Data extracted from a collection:
◆ ◆ ◆ ◆ ◆ ◆ ◆
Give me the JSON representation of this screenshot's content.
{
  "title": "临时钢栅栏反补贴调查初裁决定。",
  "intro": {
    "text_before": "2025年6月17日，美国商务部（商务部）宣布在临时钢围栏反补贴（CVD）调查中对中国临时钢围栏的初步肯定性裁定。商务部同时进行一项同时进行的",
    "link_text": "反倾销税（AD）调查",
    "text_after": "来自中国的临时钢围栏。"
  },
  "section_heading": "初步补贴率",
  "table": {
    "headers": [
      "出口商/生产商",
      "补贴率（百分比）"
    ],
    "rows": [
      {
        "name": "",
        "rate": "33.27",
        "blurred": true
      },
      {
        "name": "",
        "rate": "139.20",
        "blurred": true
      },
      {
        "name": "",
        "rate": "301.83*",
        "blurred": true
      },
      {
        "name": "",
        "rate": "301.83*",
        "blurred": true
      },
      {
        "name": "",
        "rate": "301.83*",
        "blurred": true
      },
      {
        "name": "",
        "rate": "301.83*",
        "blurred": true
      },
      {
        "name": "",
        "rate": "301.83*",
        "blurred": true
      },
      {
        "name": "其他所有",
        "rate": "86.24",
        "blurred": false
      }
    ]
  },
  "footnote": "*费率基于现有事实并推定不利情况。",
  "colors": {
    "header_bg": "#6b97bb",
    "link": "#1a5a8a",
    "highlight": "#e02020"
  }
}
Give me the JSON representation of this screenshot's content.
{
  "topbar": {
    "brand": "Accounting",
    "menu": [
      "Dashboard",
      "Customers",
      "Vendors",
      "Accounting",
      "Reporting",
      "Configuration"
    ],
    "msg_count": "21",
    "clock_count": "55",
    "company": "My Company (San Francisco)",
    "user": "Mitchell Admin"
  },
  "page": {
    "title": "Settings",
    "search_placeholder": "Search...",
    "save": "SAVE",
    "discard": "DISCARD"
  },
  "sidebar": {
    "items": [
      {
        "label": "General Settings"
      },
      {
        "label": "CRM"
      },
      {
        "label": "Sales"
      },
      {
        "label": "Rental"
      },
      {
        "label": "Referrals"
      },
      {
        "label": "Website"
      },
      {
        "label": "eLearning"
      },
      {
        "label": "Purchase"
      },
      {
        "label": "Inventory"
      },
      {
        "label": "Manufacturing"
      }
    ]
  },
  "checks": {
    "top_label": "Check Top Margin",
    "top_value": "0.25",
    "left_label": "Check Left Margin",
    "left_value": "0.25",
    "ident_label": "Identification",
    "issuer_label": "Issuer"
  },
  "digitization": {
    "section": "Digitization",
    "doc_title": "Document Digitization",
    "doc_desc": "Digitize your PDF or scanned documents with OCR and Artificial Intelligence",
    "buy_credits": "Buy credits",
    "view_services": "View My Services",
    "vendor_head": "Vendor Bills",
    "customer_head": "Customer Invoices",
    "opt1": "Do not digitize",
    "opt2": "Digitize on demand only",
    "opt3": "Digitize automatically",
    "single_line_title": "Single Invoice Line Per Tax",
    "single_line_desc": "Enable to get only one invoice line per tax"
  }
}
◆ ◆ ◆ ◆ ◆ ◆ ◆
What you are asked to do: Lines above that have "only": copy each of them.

Reply:
    "opt2": "Digitize on demand only",
    "single_line_desc": "Enable to get only one invoice line per tax"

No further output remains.